**Entries shown:**
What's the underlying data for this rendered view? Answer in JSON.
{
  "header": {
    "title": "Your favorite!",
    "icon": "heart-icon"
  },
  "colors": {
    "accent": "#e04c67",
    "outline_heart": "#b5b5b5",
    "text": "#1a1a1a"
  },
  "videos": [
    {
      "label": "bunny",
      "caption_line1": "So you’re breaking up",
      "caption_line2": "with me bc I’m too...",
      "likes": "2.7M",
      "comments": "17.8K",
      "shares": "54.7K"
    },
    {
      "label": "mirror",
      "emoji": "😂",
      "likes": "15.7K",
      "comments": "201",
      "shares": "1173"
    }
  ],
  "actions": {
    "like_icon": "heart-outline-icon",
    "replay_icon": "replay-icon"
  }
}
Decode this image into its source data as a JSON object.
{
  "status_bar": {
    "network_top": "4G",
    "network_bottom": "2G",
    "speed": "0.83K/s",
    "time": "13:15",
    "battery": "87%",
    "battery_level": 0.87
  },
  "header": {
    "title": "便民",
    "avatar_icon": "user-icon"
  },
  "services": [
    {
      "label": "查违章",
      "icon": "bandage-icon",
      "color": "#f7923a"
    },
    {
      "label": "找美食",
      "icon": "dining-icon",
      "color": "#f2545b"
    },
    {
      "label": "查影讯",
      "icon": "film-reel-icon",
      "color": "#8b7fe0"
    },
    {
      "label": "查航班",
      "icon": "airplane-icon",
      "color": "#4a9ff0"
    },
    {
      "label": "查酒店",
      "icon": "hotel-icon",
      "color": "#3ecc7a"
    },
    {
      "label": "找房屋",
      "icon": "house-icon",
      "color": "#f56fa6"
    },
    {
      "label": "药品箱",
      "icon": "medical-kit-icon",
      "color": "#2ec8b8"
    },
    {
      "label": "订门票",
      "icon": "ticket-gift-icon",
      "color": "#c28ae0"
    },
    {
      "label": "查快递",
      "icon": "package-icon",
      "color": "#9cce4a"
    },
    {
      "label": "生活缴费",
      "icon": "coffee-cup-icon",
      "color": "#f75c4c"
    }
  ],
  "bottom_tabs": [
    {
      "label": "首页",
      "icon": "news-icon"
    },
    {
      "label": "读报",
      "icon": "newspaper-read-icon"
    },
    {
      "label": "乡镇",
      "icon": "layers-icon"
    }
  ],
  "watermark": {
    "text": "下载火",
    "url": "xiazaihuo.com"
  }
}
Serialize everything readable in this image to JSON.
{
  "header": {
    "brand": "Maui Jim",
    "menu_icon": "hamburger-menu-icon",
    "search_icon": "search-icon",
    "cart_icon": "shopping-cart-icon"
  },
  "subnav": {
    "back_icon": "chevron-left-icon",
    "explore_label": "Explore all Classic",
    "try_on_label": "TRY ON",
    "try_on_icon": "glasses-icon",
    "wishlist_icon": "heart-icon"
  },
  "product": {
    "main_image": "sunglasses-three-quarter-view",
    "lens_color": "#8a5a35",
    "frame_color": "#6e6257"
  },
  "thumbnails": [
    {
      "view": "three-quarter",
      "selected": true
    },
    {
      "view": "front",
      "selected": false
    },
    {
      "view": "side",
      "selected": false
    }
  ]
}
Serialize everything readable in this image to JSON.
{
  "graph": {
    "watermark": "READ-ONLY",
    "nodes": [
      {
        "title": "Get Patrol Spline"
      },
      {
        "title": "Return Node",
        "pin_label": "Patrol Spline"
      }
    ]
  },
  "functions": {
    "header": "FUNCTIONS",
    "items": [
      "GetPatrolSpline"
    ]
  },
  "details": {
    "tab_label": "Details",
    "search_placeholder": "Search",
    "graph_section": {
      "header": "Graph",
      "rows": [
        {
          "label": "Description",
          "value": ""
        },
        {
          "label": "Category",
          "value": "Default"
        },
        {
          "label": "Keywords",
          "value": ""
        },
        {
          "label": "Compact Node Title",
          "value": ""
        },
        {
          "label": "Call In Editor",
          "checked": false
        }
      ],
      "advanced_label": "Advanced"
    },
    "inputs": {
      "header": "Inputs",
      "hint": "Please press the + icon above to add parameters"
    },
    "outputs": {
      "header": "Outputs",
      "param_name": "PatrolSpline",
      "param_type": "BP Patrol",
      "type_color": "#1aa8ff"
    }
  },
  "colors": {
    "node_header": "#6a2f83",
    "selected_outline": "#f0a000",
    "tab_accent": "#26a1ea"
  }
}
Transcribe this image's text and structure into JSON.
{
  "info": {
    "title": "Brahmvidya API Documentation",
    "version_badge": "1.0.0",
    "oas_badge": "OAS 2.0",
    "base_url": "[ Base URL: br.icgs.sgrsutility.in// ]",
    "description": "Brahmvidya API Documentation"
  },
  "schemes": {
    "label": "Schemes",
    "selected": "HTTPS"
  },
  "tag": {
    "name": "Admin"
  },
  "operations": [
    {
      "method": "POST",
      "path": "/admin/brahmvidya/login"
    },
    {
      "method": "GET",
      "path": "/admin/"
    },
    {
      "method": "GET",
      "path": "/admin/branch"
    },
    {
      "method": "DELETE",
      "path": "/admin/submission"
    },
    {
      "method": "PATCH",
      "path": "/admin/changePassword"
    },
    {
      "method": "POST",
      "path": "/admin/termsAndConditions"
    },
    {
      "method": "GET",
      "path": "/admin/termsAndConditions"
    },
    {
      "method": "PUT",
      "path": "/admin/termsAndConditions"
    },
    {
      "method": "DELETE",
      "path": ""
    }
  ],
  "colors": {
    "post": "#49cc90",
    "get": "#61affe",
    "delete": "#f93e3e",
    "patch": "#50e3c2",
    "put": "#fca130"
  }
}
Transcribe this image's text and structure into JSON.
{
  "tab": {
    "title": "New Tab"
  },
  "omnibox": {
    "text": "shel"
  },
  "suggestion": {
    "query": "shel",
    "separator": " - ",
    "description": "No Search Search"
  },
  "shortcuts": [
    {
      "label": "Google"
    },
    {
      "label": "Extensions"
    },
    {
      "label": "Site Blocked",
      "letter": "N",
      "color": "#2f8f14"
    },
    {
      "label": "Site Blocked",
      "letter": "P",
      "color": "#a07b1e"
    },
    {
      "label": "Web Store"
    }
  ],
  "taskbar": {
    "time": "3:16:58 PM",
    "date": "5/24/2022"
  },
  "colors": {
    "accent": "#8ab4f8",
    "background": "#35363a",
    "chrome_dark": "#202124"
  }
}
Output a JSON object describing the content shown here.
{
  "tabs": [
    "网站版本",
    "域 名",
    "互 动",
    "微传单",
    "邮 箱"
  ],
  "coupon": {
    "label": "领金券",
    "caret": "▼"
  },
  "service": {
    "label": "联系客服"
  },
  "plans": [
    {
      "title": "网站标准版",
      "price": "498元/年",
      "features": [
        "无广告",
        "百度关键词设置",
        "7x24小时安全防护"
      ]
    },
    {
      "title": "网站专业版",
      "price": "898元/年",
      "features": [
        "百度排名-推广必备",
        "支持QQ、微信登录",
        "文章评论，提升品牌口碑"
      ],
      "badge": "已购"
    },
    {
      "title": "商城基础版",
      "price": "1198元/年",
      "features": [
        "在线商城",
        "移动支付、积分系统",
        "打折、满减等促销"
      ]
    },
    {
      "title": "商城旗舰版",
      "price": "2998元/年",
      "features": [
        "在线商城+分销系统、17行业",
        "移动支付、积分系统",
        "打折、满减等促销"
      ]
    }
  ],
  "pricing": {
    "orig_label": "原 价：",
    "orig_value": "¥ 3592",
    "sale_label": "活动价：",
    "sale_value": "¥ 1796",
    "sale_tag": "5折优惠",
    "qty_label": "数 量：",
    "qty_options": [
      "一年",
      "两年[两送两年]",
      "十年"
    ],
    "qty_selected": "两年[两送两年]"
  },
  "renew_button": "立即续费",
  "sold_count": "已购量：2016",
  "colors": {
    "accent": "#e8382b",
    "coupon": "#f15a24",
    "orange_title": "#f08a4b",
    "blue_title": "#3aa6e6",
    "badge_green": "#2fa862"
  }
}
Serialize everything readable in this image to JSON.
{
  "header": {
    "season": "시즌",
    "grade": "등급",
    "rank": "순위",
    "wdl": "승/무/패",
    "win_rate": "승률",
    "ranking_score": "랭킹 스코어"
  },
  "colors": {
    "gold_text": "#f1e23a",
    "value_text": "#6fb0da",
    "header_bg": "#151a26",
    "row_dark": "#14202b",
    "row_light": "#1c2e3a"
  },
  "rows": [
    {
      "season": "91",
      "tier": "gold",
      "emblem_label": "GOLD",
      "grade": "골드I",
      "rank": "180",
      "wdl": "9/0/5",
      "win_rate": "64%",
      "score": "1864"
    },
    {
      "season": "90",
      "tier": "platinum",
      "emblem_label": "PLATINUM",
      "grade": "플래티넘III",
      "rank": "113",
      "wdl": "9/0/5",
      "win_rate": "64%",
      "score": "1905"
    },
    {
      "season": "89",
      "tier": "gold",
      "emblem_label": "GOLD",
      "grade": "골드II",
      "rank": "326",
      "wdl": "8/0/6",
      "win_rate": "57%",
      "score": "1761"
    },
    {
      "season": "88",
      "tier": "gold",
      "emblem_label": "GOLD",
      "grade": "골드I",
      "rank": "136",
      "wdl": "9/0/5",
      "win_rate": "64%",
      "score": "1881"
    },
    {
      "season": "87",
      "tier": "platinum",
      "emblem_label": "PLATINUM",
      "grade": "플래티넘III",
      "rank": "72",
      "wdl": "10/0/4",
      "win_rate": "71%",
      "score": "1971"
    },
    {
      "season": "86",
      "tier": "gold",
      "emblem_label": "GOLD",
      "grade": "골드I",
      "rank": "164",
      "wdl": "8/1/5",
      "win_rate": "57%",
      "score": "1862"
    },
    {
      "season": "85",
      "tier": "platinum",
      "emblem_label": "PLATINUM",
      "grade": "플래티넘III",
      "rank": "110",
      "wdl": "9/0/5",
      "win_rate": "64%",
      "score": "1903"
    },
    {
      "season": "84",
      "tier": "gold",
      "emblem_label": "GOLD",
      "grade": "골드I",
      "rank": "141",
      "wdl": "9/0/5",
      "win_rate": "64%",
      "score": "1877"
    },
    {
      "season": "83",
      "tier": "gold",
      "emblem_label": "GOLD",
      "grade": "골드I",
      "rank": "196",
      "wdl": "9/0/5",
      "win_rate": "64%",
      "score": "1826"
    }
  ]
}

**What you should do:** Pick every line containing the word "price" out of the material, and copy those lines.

**Reply to the task:**
      "price": "498元/年",
      "price": "898元/年",
      "price": "1198元/年",
      "price": "2998元/年",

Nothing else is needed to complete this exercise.